Back in January of this year, we posted details about a social work conference taking place this month that we were genuinely excited about, which was created to examine current social work practice and look to make it more humane for the many vulnerable families involved.
Hosted by King’s College London and set up by The British Association of Social Workers (BASW), Making Research Count (MRC) and the three Faculties (Children and Families, Mental Health and Adults) of the former College of Social Work, the event promised to hear from practitioners, and, service users.
Shortly after we published details of this event, a service user contacted us to tell us that they had tried to book a place but had been told it would cost them over £200 for the privilege, and they would therefore not be able to go. We offered to investigate, and more importantly to see if we could negotiate some seats for service users who wished to attend without having to pay the exorbitant fee. Furthermore, only one panel member for the conference appeared to be a service user, with the vast majority being social work and other professionals, and there was no indication on the conference’s site details as to how service users might be able to attend.
So, we wrote to the event organiser, Janet Noble, the Knowledge Manager at the Social Care Workforce Research Unit at King’s College, and asked her whether the hosts might consider offering service users seats at a much reduced rate:
My name’s Natasha, I’m a non practicing barrister running a child welfare project inside the family justice system. I’m writing to you about your upcoming conference, entitled, “Promoting Humane Social Work With Families: Listening to and Learning From Each Other”. It sounds like a wonderful event, and a positive contribution to increasing awareness of the system’s impact on children and families.
Of concern however, is the ticket charge of £245 for non social work professionals, for your event. Whilst I appreciate there are costs to cover, the charge will most certainly deter anyone with valuable feedback from coming to the conference, as most families who experience the system simply don’t have the ability to pay hundreds of pounds to attend.
I’m sure you are not trying to stop families from coming to your event, but from the outside it does look like a defensive gesture, which as you know is a stigma already associated with the social work profession, and as your event is intended to allow professionals to listen and learn from one another as well as service users, I find it hard to understand how you hope to achieve best practice without more than a couple of invited parents coming along.
If you are able to provide an appropriate number of seats for members of the public to attend at a concession, perhaps £10, not only would this show transparency on your part, but it would also increase good will amongst service users, which at this time is much needed. It would also offer your event a fantastic opportunity to hear from more people who use the system, and precious insight, too. I have organised many child welfare events inside the House of Commons over the last ten years, all open to the public, and people have always behaved civilly and, as you might imagine, contributed immeasurably.

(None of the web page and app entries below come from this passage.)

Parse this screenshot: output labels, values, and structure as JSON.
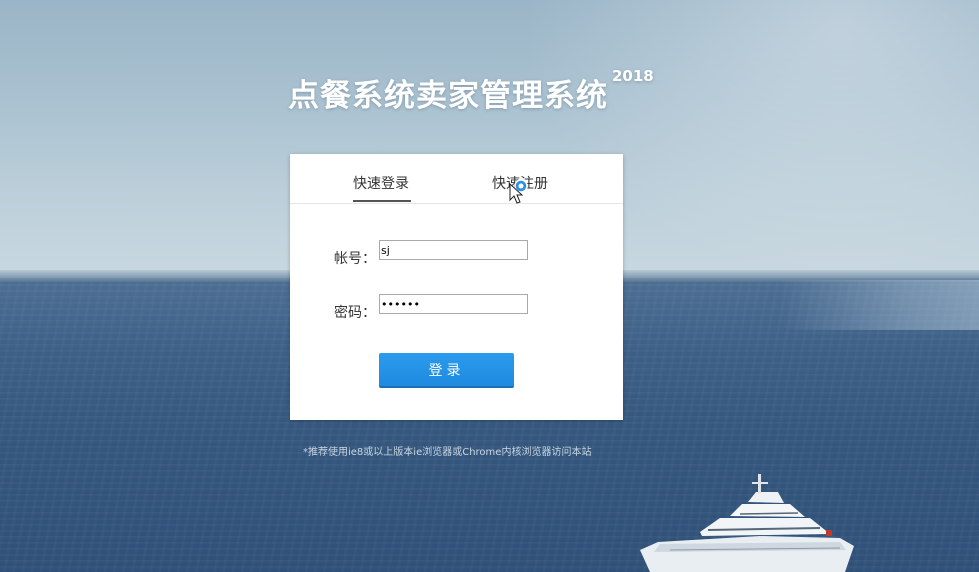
{
  "header": {
    "title": "点餐系统卖家管理系统",
    "year": "2018"
  },
  "tabs": [
    {
      "label": "快速登录",
      "active": true
    },
    {
      "label": "快速注册",
      "active": false
    }
  ],
  "form": {
    "username_label": "帐号：",
    "username_value": "sj",
    "password_label": "密码：",
    "password_value": "••••••",
    "submit_label": "登录"
  },
  "footer": {
    "note": "*推荐使用ie8或以上版本ie浏览器或Chrome内核浏览器访问本站"
  },
  "colors": {
    "accent": "#1f8ae0",
    "panel": "#ffffff"
  }
}
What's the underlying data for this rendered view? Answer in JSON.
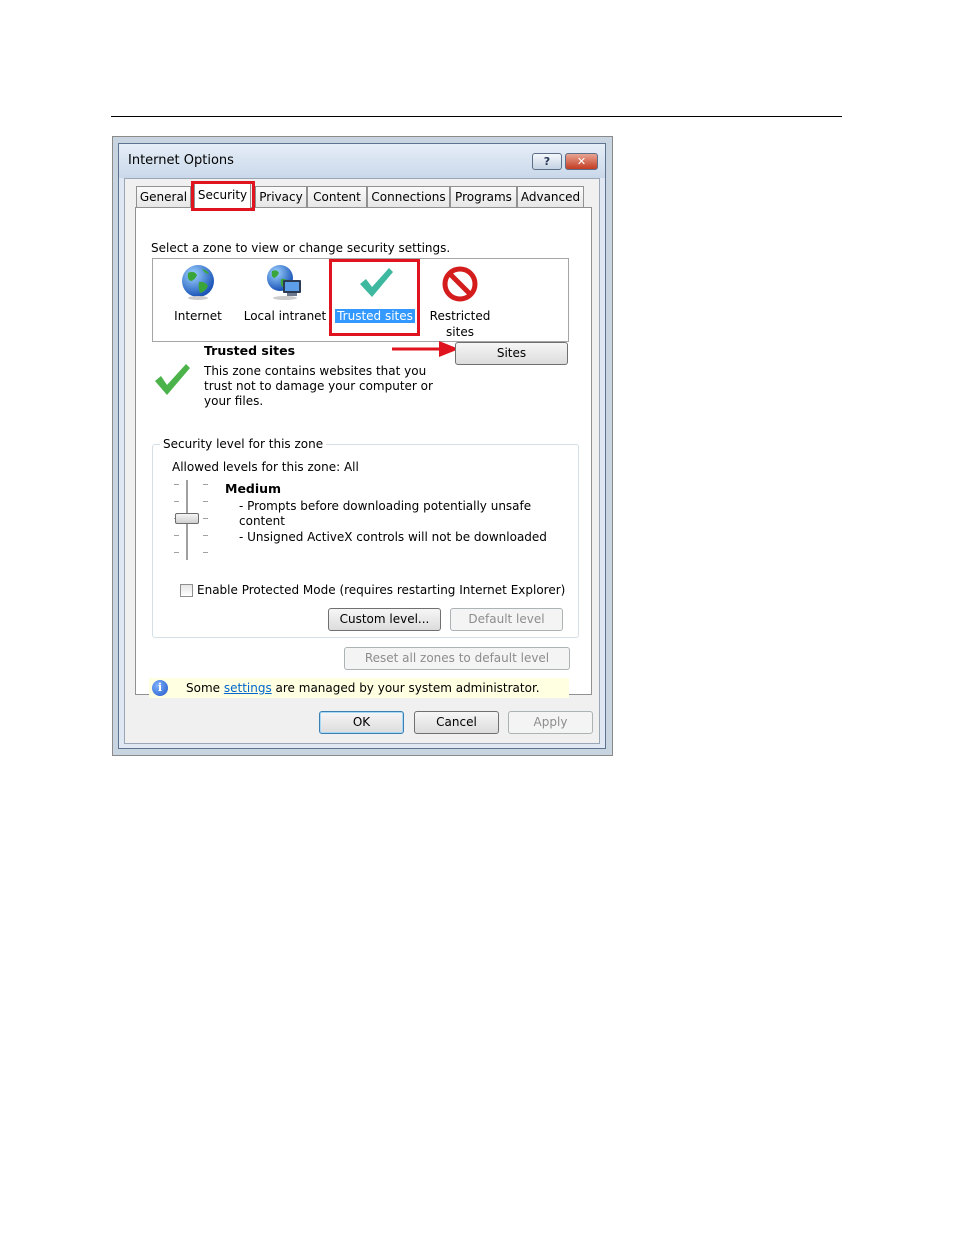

I very much look forward to hearing from you.
And then, we received this reply:
Thank you for your email. Please be assured that the event is free to MRC and BASW members and they have been allocated unlimited free places to offer to their service users who wish to attend the conference.
We thought this was an interesting response, and so we sent a further email clarifying the process which was used to notify service users of the seats available, and whether past service users who did not currently have a social worker could also attend:
Thank you for your reply. It’s wonderful that service users are able to attend free of charge. Would it be be possible to ask how those tickets have been made available to service users and whether service users who are not currently working with MRC or BSW professionals might be able to access these free tickets?
We did not receive a reply to this email, and this then left us wondering whether Janet had been completely honest about the provision of free tickets to services users, especially in light of the fact that no mention of how service users can access tickets is made on the site. The service user who contacted us did not receive the same response we did, either – they were simply told that a fee of £245 would be due should they wish to reserve a seat and no information was provided on how service users might be able to access tickets for the event free of charge.
This event was designed to hear what service users themselves had to say, so we were concerned that the conference may have been discriminating against past service users whose experience would be invaluable, not least of all because they were far more likely to attend in a context where they were no longer worried about whether their views on their experiences might affect the outcome of their cases – who would attend such an event if their social worker was present? Only those who had had good experiences, surely, which defeats the entire purpose of the exercise. How can the sector hope to learn from its mistakes if it actively discourages constructive feedback about its practices?
We very much hope we have made a mistake in relation to attendance. Janet, wherever you are, please do tell us we’re wrong: we’d be only too happy to be.